Videos: Extremely Rare Flash Flood Emergencies Issued for New Jersey, New York City
01:47 GMT 02.09.2021 (Updated: 03:59 GMT 02.09.2021)
The US National Weather Service (NWS) has advised that individuals in the impacted area immediately move to higher ground and avoid walking or driving through floodwaters.
The New York branch of the NWS issued a 'Flash Flood Emergency' for the New York metropolitan area on Wednesday, alerting residents that remnants of heavy rains and high winds from Hurricane Ida could be still be deadly.
According to NWS-New York, New York City observed rainfall rates between at least three and five inches an hour.
The alert is set to remain in place until 11:30 p.m. local time.
New York City Mayor Bill de Blasio declared a state of emergency

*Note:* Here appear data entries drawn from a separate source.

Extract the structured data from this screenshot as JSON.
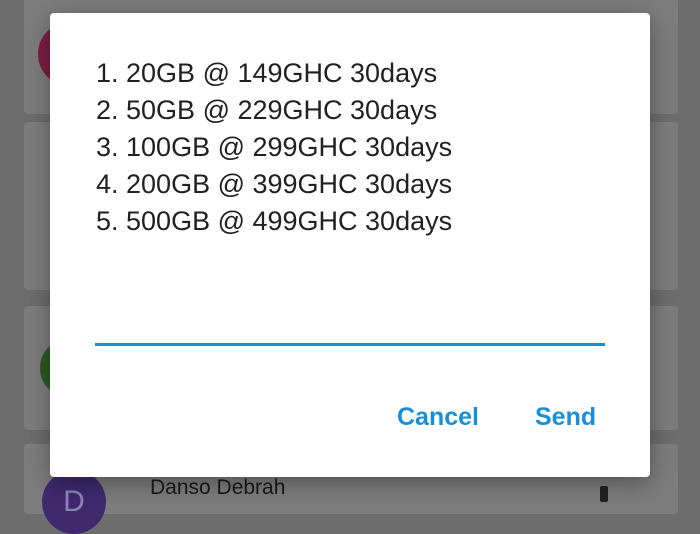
{
  "background": {
    "contact_initial": "D",
    "contact_name": "Danso Debrah"
  },
  "dialog": {
    "lines": [
      "1. 20GB @ 149GHC 30days",
      "2. 50GB @ 229GHC 30days",
      "3. 100GB @ 299GHC 30days",
      "4. 200GB @ 399GHC 30days",
      "5. 500GB @ 499GHC 30days"
    ],
    "input_value": "",
    "cancel_label": "Cancel",
    "send_label": "Send"
  },
  "colors": {
    "accent": "#1a8fd6",
    "text": "#212121",
    "scrim": "#6d6d6d"
  }
}
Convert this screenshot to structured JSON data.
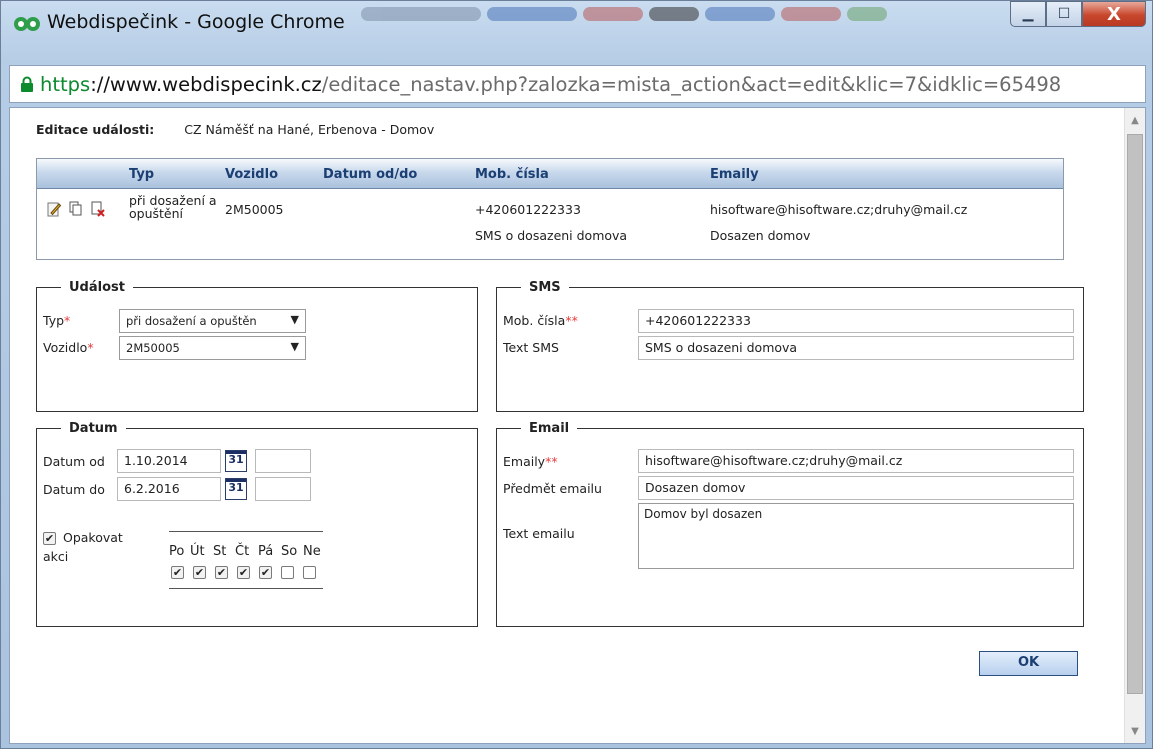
{
  "window": {
    "title": "Webdispečink - Google Chrome",
    "minimize_icon": "minimize-icon",
    "maximize_icon": "maximize-icon",
    "close_label": "X"
  },
  "address_bar": {
    "scheme": "https",
    "host": "://www.webdispecink.cz",
    "path": "/editace_nastav.php?zalozka=mista_action&act=edit&klic=7&idklic=65498"
  },
  "page": {
    "header_label": "Editace události:",
    "header_value": "CZ Náměšť na Hané, Erbenova - Domov"
  },
  "grid": {
    "columns": [
      "Typ",
      "Vozidlo",
      "Datum od/do",
      "Mob. čísla",
      "Emaily"
    ],
    "row": {
      "typ": "při dosažení a opuštění",
      "vozidlo": "2M50005",
      "datum": "",
      "mob_cislo": "+420601222333",
      "sms_text": "SMS o dosazeni domova",
      "email": "hisoftware@hisoftware.cz;druhy@mail.cz",
      "email_subject": "Dosazen domov"
    }
  },
  "udalost": {
    "legend": "Událost",
    "typ_label": "Typ",
    "typ_value": "při dosažení a opuštěn",
    "vozidlo_label": "Vozidlo",
    "vozidlo_value": "2M50005",
    "required_mark": "*"
  },
  "sms": {
    "legend": "SMS",
    "mob_label": "Mob. čísla",
    "mob_value": "+420601222333",
    "text_label": "Text SMS",
    "text_value": "SMS o dosazeni domova",
    "required_mark": "**"
  },
  "datum": {
    "legend": "Datum",
    "od_label": "Datum od",
    "od_value": "1.10.2014",
    "do_label": "Datum do",
    "do_value": "6.2.2016",
    "calendar_day": "31",
    "repeat_label_1": "Opakovat",
    "repeat_label_2": "akci",
    "repeat_checked": true,
    "days": [
      "Po",
      "Út",
      "St",
      "Čt",
      "Pá",
      "So",
      "Ne"
    ],
    "days_checked": [
      true,
      true,
      true,
      true,
      true,
      false,
      false
    ]
  },
  "email": {
    "legend": "Email",
    "emaily_label": "Emaily",
    "emaily_value": "hisoftware@hisoftware.cz;druhy@mail.cz",
    "subject_label": "Předmět emailu",
    "subject_value": "Dosazen domov",
    "text_label": "Text emailu",
    "text_value": "Domov byl dosazen",
    "required_mark": "**"
  },
  "actions": {
    "ok_label": "OK"
  }
}
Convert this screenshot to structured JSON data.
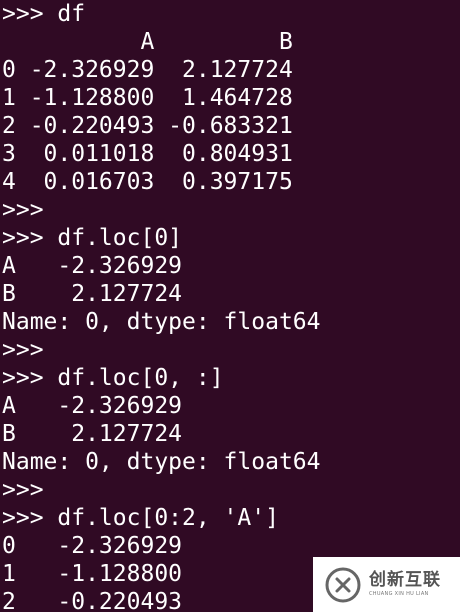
{
  "terminal": {
    "lines": [
      ">>> df",
      "          A         B",
      "0 -2.326929  2.127724",
      "1 -1.128800  1.464728",
      "2 -0.220493 -0.683321",
      "3  0.011018  0.804931",
      "4  0.016703  0.397175",
      ">>>",
      ">>> df.loc[0]",
      "A   -2.326929",
      "B    2.127724",
      "Name: 0, dtype: float64",
      ">>>",
      ">>> df.loc[0, :]",
      "A   -2.326929",
      "B    2.127724",
      "Name: 0, dtype: float64",
      ">>>",
      ">>> df.loc[0:2, 'A']",
      "0   -2.326929",
      "1   -1.128800",
      "2   -0.220493"
    ]
  },
  "watermark": {
    "name_cn": "创新互联",
    "name_en": "CHUANG XIN HU LIAN",
    "logo_icon": "cx-logo-icon"
  }
}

for his jurisdiction late last night, noting the metropolitan area is "enduring an historic weather event tonight with record breaking rain across the city, brutal flooding and dangerous conditions on our roads."
The New York City Subway completely suspended operations before 11 p.m. local time and evacuated numerous stations amid the continued flooding.
Social media footage recorded in Brooklyn's Park Slope neighborhood showed that street floodwaters that partially submerged parked vehicles. Another clip
showed a minivan attempting to traverse the high water, despite the NWS' warnings.
NYC residents in lower-level housing units were advised by New York state government to
"keep materials such as sandbags, plywood, plastic sheeting, and lumber on hand to help protect your home."
A slew of social media footage
from various neighborhoods showed floodwaters violently invading locals' homes.
NWS-New York's first-ever 'Flash Flood Emergency' was issued to northeast New Jersey earlier Wednesday evening.
New Jersey Governor Phil Murphy went on to declare a state of emergency for the Garden State.
"We will use every resource at our disposal to ensure the safety of New Jerseyans," he tweeted
around 10 p.m. local time. "Stay off the roads, stay home, and stay safe."
The Newark Liberty International Airport reported 3.4 inches of rain between the hours of 8 and 9 p.m. local time.
Areas of northern New Jersey are said to be at the highest risk for flash flooding, as officials expect to see more than six inches of rainfall within a short timespan.